Graduation ceremonies for four Brevard County, Florida high schools became the focus of both controversy and court action this past week as a small group of students and parents objected to the site for the ceremonies–a local church facility.
May 4, 2005
The argument is being made today that Christian morality ought to be shut out of the public discourse. As Christians, we must face the fact that we enter a public square which many expect to be purely secular. So what should we do? Dr. Mohler offers five theses for understanding the relationship of Christian morality to public law.
May 3, 2005
Yesterday, Dr. Albert Mohler described three positions held by those who believe there should be no relationship at all between Christian morality and public law. Today, he exposes the three myths upon which all those positions ultimately depend.
April 27, 2005

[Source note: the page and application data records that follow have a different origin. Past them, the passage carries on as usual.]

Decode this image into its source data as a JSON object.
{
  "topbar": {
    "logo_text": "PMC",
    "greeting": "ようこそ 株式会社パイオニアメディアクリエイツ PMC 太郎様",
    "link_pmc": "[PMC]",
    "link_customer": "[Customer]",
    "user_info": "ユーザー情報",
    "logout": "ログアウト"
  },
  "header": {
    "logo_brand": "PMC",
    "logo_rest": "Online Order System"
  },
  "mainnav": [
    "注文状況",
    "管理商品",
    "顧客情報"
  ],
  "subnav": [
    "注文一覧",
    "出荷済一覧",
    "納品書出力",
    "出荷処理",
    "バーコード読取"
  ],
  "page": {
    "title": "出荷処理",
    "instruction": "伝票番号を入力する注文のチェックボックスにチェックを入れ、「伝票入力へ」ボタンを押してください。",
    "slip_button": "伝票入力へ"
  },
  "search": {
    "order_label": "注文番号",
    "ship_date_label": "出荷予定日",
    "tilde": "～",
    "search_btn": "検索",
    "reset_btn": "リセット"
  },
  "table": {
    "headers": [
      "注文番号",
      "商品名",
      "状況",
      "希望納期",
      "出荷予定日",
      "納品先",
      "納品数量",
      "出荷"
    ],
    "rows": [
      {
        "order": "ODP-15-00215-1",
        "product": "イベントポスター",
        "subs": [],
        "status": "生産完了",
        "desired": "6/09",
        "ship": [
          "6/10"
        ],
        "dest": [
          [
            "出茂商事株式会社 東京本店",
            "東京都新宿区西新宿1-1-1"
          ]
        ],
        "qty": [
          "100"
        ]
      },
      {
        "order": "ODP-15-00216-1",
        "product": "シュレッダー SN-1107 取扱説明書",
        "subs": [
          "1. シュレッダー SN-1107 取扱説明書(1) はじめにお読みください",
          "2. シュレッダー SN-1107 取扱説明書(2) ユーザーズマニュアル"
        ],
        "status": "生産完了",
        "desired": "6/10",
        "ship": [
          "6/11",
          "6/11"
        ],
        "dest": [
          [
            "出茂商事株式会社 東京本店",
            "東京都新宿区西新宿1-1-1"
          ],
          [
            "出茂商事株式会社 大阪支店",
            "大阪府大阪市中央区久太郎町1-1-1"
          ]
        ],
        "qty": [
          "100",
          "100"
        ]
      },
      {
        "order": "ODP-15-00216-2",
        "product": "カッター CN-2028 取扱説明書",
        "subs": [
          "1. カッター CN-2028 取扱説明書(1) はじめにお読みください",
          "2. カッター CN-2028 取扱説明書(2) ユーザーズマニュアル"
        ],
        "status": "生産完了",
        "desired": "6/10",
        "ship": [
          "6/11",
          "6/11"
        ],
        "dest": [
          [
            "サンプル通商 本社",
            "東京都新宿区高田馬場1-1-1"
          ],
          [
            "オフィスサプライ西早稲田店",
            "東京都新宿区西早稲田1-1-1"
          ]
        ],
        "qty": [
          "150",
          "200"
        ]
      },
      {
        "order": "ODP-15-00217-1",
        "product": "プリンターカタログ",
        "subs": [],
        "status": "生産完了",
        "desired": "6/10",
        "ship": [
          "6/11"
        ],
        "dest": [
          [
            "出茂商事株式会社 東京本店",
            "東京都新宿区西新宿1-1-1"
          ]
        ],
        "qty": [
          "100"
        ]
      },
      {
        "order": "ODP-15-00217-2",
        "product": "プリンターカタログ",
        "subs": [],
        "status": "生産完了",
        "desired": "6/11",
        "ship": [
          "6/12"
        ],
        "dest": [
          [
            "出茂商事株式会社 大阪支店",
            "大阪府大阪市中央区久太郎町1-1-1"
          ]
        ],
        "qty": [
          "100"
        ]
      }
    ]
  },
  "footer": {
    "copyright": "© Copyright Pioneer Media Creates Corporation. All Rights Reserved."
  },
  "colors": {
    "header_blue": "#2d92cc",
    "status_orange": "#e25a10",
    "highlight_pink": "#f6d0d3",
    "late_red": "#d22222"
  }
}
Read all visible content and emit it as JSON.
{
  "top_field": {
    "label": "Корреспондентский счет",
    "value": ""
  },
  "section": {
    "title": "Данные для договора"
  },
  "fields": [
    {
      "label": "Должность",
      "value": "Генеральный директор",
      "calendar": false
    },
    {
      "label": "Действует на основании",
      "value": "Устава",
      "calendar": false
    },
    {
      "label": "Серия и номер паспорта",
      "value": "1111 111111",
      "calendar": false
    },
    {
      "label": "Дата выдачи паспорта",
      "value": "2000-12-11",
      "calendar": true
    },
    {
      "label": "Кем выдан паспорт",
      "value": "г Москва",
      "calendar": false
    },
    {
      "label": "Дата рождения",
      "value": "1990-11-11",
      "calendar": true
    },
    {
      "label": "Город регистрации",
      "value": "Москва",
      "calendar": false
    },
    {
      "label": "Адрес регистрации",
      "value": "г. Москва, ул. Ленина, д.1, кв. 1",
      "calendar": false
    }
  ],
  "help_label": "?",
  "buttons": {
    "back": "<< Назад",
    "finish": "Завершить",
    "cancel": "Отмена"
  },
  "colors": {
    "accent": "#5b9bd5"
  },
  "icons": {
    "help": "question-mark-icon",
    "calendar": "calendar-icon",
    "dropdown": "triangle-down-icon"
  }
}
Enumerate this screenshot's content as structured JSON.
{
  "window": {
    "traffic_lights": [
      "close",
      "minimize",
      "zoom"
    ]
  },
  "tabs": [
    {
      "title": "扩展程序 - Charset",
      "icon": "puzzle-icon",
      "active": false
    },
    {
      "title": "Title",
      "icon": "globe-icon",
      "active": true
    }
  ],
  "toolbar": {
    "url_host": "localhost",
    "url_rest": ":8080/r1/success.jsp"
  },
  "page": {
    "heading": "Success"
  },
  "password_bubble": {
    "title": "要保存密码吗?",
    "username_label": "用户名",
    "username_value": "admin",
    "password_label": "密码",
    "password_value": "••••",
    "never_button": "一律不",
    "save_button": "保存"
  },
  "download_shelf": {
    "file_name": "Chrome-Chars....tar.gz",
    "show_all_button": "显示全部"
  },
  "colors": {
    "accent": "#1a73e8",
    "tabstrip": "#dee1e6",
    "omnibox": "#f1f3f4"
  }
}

Associate Justice Ruth Bader Ginsburg of the U.S. Supreme Court delivered an address to The American Society of International Law earlier this month, and it shows just how she, and some of her colleagues, are now willing to use selected foreign court decisions and laws in determining deciding issues of constitutional interpretation in the U.S. She said, “Before taking up the diversity of opinions on this matter, I will state and endeavor to explain my view, which is simply this: If U. S. experience and decisions can be instructive to systems that have more recently instituted or invigorated judicial review for constitutionality, so we can learn from others now engaged in measuring ordinary laws and executive actions against charters securing basic rights.” Her wording is both instructive and scary. She argues that the U.S. Supreme Court, assigned the task of interpreting the U.S. Constitution, should take into account the decisions and interpretations of foreign courts “engaged in measuring ordinary laws and executive actions against charters securing basic rights.” Her language means that she will give deference to courts in liberal Europe, where “the measuring [of] ordinary laws” has been influenced by treaties, charters, and cultural factors that have nothing to do with the U.S. Constitution. Just consider her argument that, since judges can consult any authorities they may choose, they can consult foreign courts. In her words: “If we can consult those writings, why not the analysis of a question similar to the one we confront contained in an opinion of the Supreme Court of Canada, the Constitutional Court of South Africa, the German Constitutional Court, or the European Court of Human Rights?” We are in big, big trouble. A good response to Justice Ginsburg’s speech is offered by M. Edward Whelan III of the Ethics and Public Policy Center.
April 26, 2005
Unsurprisingly, The Courier-Journal missed the point again. Of course, it wasn’t by accident. There is no way that anyone smart enough to write their lead editorial could be so completely unable to follow a logical argument. In truth, once again they have demonstrated their lack of journalistic integrity. Take this, for example, from today’s editorial page: “Worst of all was the demagoguery of R. Albert Mohler Jr., president of Southern Baptist Theological Seminary. He said that putting more evangelicals in judgeships will lead to more rulings consistent with ‘Christian citizenship.’ ‘We are not asking for persons merely to be moral,’ he said. ‘We want them to be believers in the Lord Jesus Christ.’ It would be hard to articulate a more succinct definition of a theocracy, and that is precisely what this country is not.” Come again? I never even addressed a need for more “evangelical judges” and I did not say that we wanted judges to be believers in the Lord Jesus Christ. I prefaced my remarks by reminding the church that our mission is a Gospel mission, and that we want to see all persons come to know the Lord Jesus Christ. I had not even mentioned judges at that point. Furthermore, I did not suggest that adding more evangelical judges [a phrase I never mentioned] would lead to rulings consistent with Christian citizenship. I did say that Christians should exercise their Christian citizenship in becoming educated and engaged in the judicial confirmation process. A simple look at a transcript of the event will set the record straight.